TASK REQUIREMENTS - Repeat the data exactly, every last line of it.

MATERIAL FOR THIS EXERCISE -

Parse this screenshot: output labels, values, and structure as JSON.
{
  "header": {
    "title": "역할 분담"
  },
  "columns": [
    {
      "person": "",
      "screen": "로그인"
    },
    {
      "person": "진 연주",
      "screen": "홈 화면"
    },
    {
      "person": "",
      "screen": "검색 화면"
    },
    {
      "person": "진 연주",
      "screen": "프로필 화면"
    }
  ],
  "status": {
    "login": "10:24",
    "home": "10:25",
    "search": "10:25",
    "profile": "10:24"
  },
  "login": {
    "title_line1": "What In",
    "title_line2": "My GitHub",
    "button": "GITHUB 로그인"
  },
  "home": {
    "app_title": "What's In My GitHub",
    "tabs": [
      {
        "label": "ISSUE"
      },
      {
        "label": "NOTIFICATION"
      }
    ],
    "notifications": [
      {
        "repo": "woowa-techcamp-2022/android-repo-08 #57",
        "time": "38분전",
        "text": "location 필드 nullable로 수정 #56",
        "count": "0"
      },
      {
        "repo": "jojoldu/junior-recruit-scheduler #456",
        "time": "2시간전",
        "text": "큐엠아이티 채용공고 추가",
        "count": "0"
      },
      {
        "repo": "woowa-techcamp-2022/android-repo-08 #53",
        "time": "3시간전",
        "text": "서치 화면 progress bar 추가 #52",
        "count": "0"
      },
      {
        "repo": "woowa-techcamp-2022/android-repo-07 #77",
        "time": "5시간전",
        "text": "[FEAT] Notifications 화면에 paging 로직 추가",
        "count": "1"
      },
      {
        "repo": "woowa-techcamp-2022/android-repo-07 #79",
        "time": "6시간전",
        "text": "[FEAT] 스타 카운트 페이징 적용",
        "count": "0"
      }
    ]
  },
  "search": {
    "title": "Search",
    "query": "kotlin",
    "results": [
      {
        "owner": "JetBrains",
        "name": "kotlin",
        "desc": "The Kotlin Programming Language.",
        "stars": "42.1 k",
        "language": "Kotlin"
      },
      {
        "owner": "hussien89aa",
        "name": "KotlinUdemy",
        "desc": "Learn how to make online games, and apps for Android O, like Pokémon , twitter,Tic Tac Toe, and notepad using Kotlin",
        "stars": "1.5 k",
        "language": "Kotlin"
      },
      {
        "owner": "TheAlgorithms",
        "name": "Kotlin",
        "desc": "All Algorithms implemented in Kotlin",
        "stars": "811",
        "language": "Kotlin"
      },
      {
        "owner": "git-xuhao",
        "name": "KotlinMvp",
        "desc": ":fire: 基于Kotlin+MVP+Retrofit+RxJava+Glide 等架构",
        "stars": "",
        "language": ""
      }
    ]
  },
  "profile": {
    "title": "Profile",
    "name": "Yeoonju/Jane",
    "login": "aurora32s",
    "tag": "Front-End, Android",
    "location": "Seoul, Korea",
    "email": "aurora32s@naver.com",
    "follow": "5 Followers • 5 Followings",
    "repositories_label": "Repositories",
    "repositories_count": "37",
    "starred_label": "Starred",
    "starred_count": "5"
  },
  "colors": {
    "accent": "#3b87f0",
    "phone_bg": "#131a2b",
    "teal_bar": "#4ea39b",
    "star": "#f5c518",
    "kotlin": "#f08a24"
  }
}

RESPONSE TO THIS EXERCISE -
Parse this screenshot: output labels, values, and structure as JSON.
{
  "header": {
    "title": "역할 분담"
  },
  "columns": [
    {
      "person": "",
      "screen": "로그인"
    },
    {
      "person": "진 연주",
      "screen": "홈 화면"
    },
    {
      "person": "",
      "screen": "검색 화면"
    },
    {
      "person": "진 연주",
      "screen": "프로필 화면"
    }
  ],
  "status": {
    "login": "10:24",
    "home": "10:25",
    "search": "10:25",
    "profile": "10:24"
  },
  "login": {
    "title_line1": "What In",
    "title_line2": "My GitHub",
    "button": "GITHUB 로그인"
  },
  "home": {
    "app_title": "What's In My GitHub",
    "tabs": [
      {
        "label": "ISSUE"
      },
      {
        "label": "NOTIFICATION"
      }
    ],
    "notifications": [
      {
        "repo": "woowa-techcamp-2022/android-repo-08 #57",
        "time": "38분전",
        "text": "location 필드 nullable로 수정 #56",
        "count": "0"
      },
      {
        "repo": "jojoldu/junior-recruit-scheduler #456",
        "time": "2시간전",
        "text": "큐엠아이티 채용공고 추가",
        "count": "0"
      },
      {
        "repo": "woowa-techcamp-2022/android-repo-08 #53",
        "time": "3시간전",
        "text": "서치 화면 progress bar 추가 #52",
        "count": "0"
      },
      {
        "repo": "woowa-techcamp-2022/android-repo-07 #77",
        "time": "5시간전",
        "text": "[FEAT] Notifications 화면에 paging 로직 추가",
        "count": "1"
      },
      {
        "repo": "woowa-techcamp-2022/android-repo-07 #79",
        "time": "6시간전",
        "text": "[FEAT] 스타 카운트 페이징 적용",
        "count": "0"
      }
    ]
  },
  "search": {
    "title": "Search",
    "query": "kotlin",
    "results": [
      {
        "owner": "JetBrains",
        "name": "kotlin",
        "desc": "The Kotlin Programming Language.",
        "stars": "42.1 k",
        "language": "Kotlin"
      },
      {
        "owner": "hussien89aa",
        "name": "KotlinUdemy",
        "desc": "Learn how to make online games, and apps for Android O, like Pokémon , twitter,Tic Tac Toe, and notepad using Kotlin",
        "stars": "1.5 k",
        "language": "Kotlin"
      },
      {
        "owner": "TheAlgorithms",
        "name": "Kotlin",
        "desc": "All Algorithms implemented in Kotlin",
        "stars": "811",
        "language": "Kotlin"
      },
      {
        "owner": "git-xuhao",
        "name": "KotlinMvp",
        "desc": ":fire: 基于Kotlin+MVP+Retrofit+RxJava+Glide 等架构",
        "stars": "",
        "language": ""
      }
    ]
  },
  "profile": {
    "title": "Profile",
    "name": "Yeoonju/Jane",
    "login": "aurora32s",
    "tag": "Front-End, Android",
    "location": "Seoul, Korea",
    "email": "aurora32s@naver.com",
    "follow": "5 Followers • 5 Followings",
    "repositories_label": "Repositories",
    "repositories_count": "37",
    "starred_label": "Starred",
    "starred_count": "5"
  },
  "colors": {
    "accent": "#3b87f0",
    "phone_bg": "#131a2b",
    "teal_bar": "#4ea39b",
    "star": "#f5c518",
    "kotlin": "#f08a24"
  }
}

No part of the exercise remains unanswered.